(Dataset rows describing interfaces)
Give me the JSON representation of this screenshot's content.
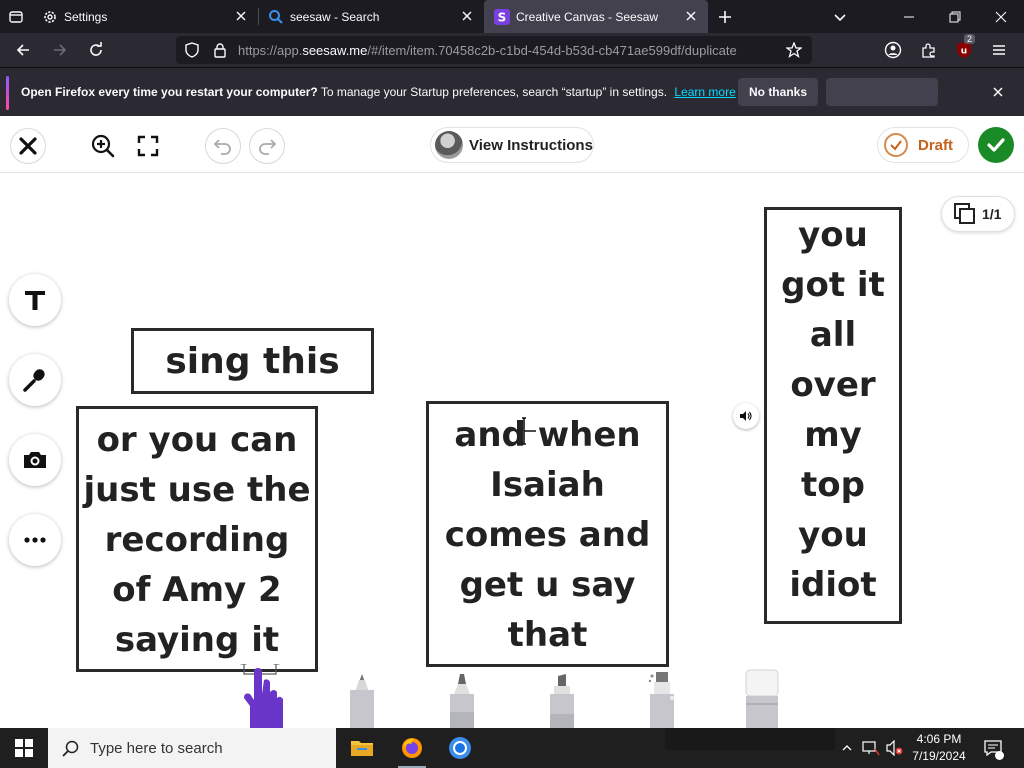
{
  "browser": {
    "tabs": [
      {
        "title": "Settings",
        "icon": "gear-icon",
        "active": false
      },
      {
        "title": "seesaw - Search",
        "icon": "search-icon",
        "active": false
      },
      {
        "title": "Creative Canvas - Seesaw",
        "icon": "seesaw-logo-icon",
        "active": true
      }
    ],
    "url_prefix": "https://app.",
    "url_domain": "seesaw.me",
    "url_rest": "/#/item/item.70458c2b-c1bd-454d-b53d-cb471ae599df/duplicate",
    "extension_badge": "2"
  },
  "notification": {
    "title": "Open Firefox every time you restart your computer?",
    "body": "To manage your Startup preferences, search “startup” in settings.",
    "learn_more": "Learn more",
    "no_thanks": "No thanks"
  },
  "toolbar": {
    "view_instructions": "View Instructions",
    "draft": "Draft"
  },
  "page_indicator": "1/1",
  "canvas": {
    "box1": [
      "sing this"
    ],
    "box2": [
      "or you can",
      "just use the",
      "recording",
      "of Amy 2",
      "saying it"
    ],
    "box3": [
      "and when",
      "Isaiah",
      "comes and",
      "get u say",
      "that"
    ],
    "box4": [
      "you",
      "got it",
      "all",
      "over",
      "my",
      "top",
      "you",
      "idiot"
    ]
  },
  "taskbar": {
    "search_placeholder": "Type here to search",
    "time": "4:06 PM",
    "date": "7/19/2024"
  },
  "colors": {
    "seesaw_purple": "#6c33d9",
    "done_green": "#1a8a27",
    "draft_orange": "#c4621c"
  }
}
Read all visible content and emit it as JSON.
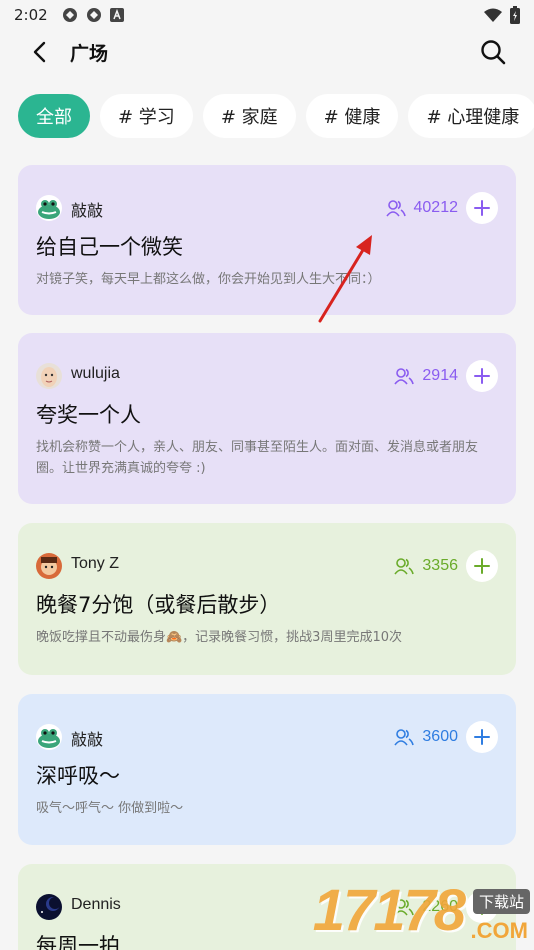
{
  "status_bar": {
    "time": "2:02"
  },
  "header": {
    "title": "广场"
  },
  "tags": [
    "全部",
    "# 学习",
    "# 家庭",
    "# 健康",
    "# 心理健康"
  ],
  "cards": [
    {
      "author": "敲敲",
      "count": "40212",
      "title": "给自己一个微笑",
      "desc": "对镜子笑，每天早上都这么做，你会开始见到人生大不同：）",
      "accent": "#8a5cf0"
    },
    {
      "author": "wulujia",
      "count": "2914",
      "title": "夸奖一个人",
      "desc": "找机会称赞一个人，亲人、朋友、同事甚至陌生人。面对面、发消息或者朋友圈。让世界充满真诚的夸夸 :)",
      "accent": "#8a5cf0"
    },
    {
      "author": "Tony Z",
      "count": "3356",
      "title": "晚餐7分饱（或餐后散步）",
      "desc": "晚饭吃撑且不动最伤身🙈，记录晚餐习惯，挑战3周里完成10次",
      "accent": "#6aab2a"
    },
    {
      "author": "敲敲",
      "count": "3600",
      "title": "深呼吸～",
      "desc": "吸气～呼气～ 你做到啦～",
      "accent": "#2f7de1"
    },
    {
      "author": "Dennis",
      "count": "2260",
      "title": "每周一拍",
      "desc": "",
      "accent": "#6aab2a"
    }
  ],
  "watermark": {
    "number": "17178",
    "label": "下载站",
    "suffix": ".COM"
  }
}
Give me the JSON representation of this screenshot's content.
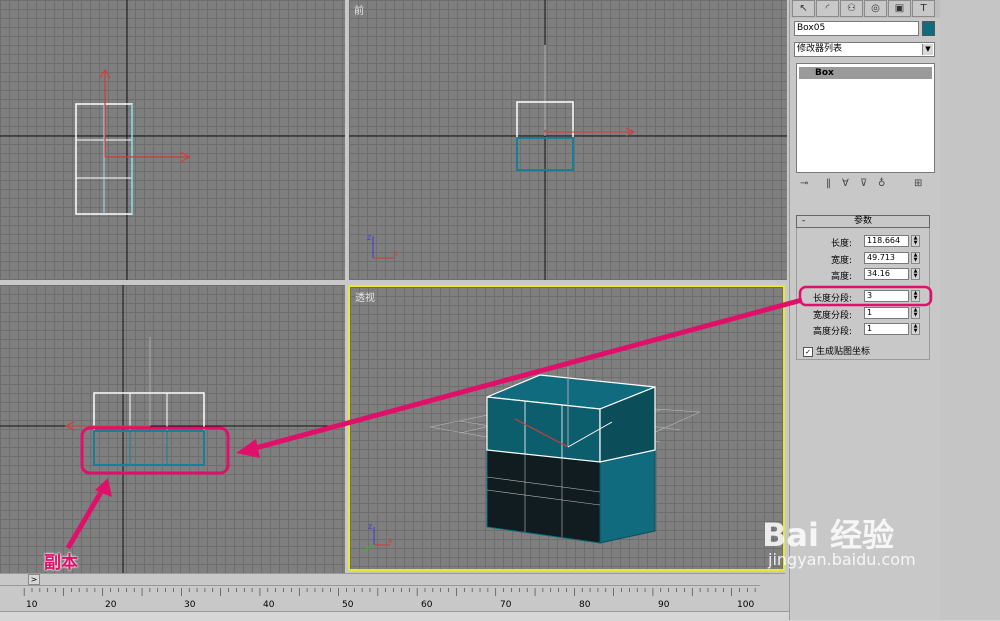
{
  "viewports": {
    "top_left_label": "",
    "top_right_label": "前",
    "bottom_left_label": "",
    "perspective_label": "透视"
  },
  "panel": {
    "tab_icons": [
      "select-arrow-icon",
      "modify-curve-icon",
      "hierarchy-icon",
      "motion-icon",
      "display-icon",
      "utilities-icon"
    ],
    "object_name": "Box05",
    "object_color": "#0f6b7d",
    "modifier_list": "修改器列表",
    "stack_item": "Box",
    "rollout_toggle": "-",
    "rollout_title": "参数",
    "params": {
      "length_label": "长度:",
      "length_value": "118.664",
      "width_label": "宽度:",
      "width_value": "49.713",
      "height_label": "高度:",
      "height_value": "34.16",
      "length_segs_label": "长度分段:",
      "length_segs_value": "3",
      "width_segs_label": "宽度分段:",
      "width_segs_value": "1",
      "height_segs_label": "高度分段:",
      "height_segs_value": "1"
    },
    "gen_mapping_label": "生成贴图坐标",
    "gen_mapping_checked": true
  },
  "timeline": {
    "ticks": [
      "10",
      "20",
      "30",
      "40",
      "50",
      "60",
      "70",
      "80",
      "90",
      "100"
    ]
  },
  "annotation": {
    "copy_label": "副本",
    "highlight_color": "#e0106a"
  },
  "watermark": {
    "logo": "Bai  经验",
    "url": "jingyan.baidu.com"
  },
  "colors": {
    "viewport_bg": "#7f7f7f",
    "active_viewport_border": "#e8e831",
    "box_color": "#0f6b7d"
  }
}
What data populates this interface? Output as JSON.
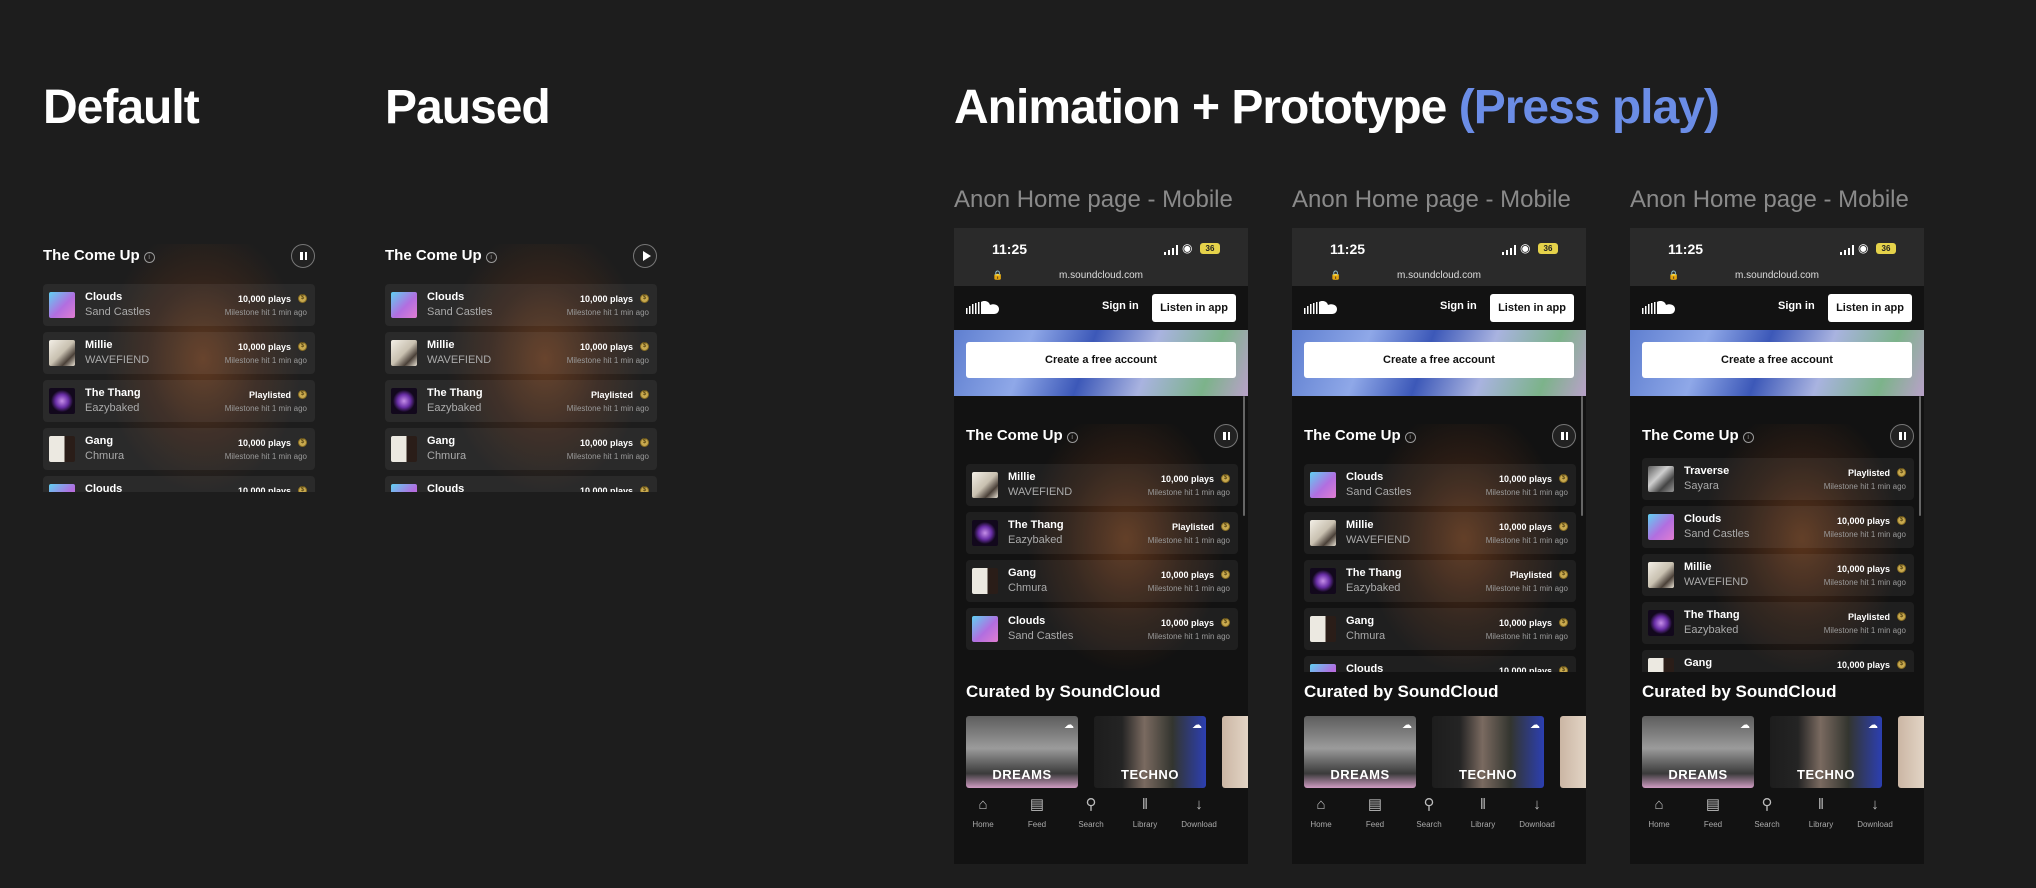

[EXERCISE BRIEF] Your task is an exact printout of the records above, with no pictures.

[ANSWER FOR THE TASK]
Give me the JSON representation of this screenshot's content.
{
  "browser": {
    "tabs": [
      {
        "title": "Settings",
        "icon": "gear-icon",
        "active": false
      },
      {
        "title": "seesaw - Search",
        "icon": "search-icon",
        "active": false
      },
      {
        "title": "Creative Canvas - Seesaw",
        "icon": "seesaw-logo-icon",
        "active": true
      }
    ],
    "url_prefix": "https://app.",
    "url_domain": "seesaw.me",
    "url_rest": "/#/item/item.70458c2b-c1bd-454d-b53d-cb471ae599df/duplicate",
    "extension_badge": "2"
  },
  "notification": {
    "title": "Open Firefox every time you restart your computer?",
    "body": "To manage your Startup preferences, search “startup” in settings.",
    "learn_more": "Learn more",
    "no_thanks": "No thanks"
  },
  "toolbar": {
    "view_instructions": "View Instructions",
    "draft": "Draft"
  },
  "page_indicator": "1/1",
  "canvas": {
    "box1": [
      "sing this"
    ],
    "box2": [
      "or you can",
      "just use the",
      "recording",
      "of Amy 2",
      "saying it"
    ],
    "box3": [
      "and when",
      "Isaiah",
      "comes and",
      "get u say",
      "that"
    ],
    "box4": [
      "you",
      "got it",
      "all",
      "over",
      "my",
      "top",
      "you",
      "idiot"
    ]
  },
  "taskbar": {
    "search_placeholder": "Type here to search",
    "time": "4:06 PM",
    "date": "7/19/2024"
  },
  "colors": {
    "seesaw_purple": "#6c33d9",
    "done_green": "#1a8a27",
    "draft_orange": "#c4621c"
  }
}
Read all visible content and emit it as JSON.
{
  "status_bar": {
    "time": "2:02"
  },
  "header": {
    "title": "广场"
  },
  "tags": [
    "全部",
    "# 学习",
    "# 家庭",
    "# 健康",
    "# 心理健康"
  ],
  "cards": [
    {
      "author": "敲敲",
      "count": "40212",
      "title": "给自己一个微笑",
      "desc": "对镜子笑，每天早上都这么做，你会开始见到人生大不同：）",
      "accent": "#8a5cf0"
    },
    {
      "author": "wulujia",
      "count": "2914",
      "title": "夸奖一个人",
      "desc": "找机会称赞一个人，亲人、朋友、同事甚至陌生人。面对面、发消息或者朋友圈。让世界充满真诚的夸夸 :)",
      "accent": "#8a5cf0"
    },
    {
      "author": "Tony Z",
      "count": "3356",
      "title": "晚餐7分饱（或餐后散步）",
      "desc": "晚饭吃撑且不动最伤身🙈，记录晚餐习惯，挑战3周里完成10次",
      "accent": "#6aab2a"
    },
    {
      "author": "敲敲",
      "count": "3600",
      "title": "深呼吸～",
      "desc": "吸气～呼气～ 你做到啦～",
      "accent": "#2f7de1"
    },
    {
      "author": "Dennis",
      "count": "2260",
      "title": "每周一拍",
      "desc": "",
      "accent": "#6aab2a"
    }
  ],
  "watermark": {
    "number": "17178",
    "label": "下载站",
    "suffix": ".COM"
  }
}
Give me the JSON representation of this screenshot's content.
{
  "viewports": {
    "top_left_label": "",
    "top_right_label": "前",
    "bottom_left_label": "",
    "perspective_label": "透视"
  },
  "panel": {
    "tab_icons": [
      "select-arrow-icon",
      "modify-curve-icon",
      "hierarchy-icon",
      "motion-icon",
      "display-icon",
      "utilities-icon"
    ],
    "object_name": "Box05",
    "object_color": "#0f6b7d",
    "modifier_list": "修改器列表",
    "stack_item": "Box",
    "rollout_toggle": "-",
    "rollout_title": "参数",
    "params": {
      "length_label": "长度:",
      "length_value": "118.664",
      "width_label": "宽度:",
      "width_value": "49.713",
      "height_label": "高度:",
      "height_value": "34.16",
      "length_segs_label": "长度分段:",
      "length_segs_value": "3",
      "width_segs_label": "宽度分段:",
      "width_segs_value": "1",
      "height_segs_label": "高度分段:",
      "height_segs_value": "1"
    },
    "gen_mapping_label": "生成贴图坐标",
    "gen_mapping_checked": true
  },
  "timeline": {
    "ticks": [
      "10",
      "20",
      "30",
      "40",
      "50",
      "60",
      "70",
      "80",
      "90",
      "100"
    ]
  },
  "annotation": {
    "copy_label": "副本",
    "highlight_color": "#e0106a"
  },
  "watermark": {
    "logo": "Bai  经验",
    "url": "jingyan.baidu.com"
  },
  "colors": {
    "viewport_bg": "#7f7f7f",
    "active_viewport_border": "#e8e831",
    "box_color": "#0f6b7d"
  }
}
What data populates this interface? Output as JSON.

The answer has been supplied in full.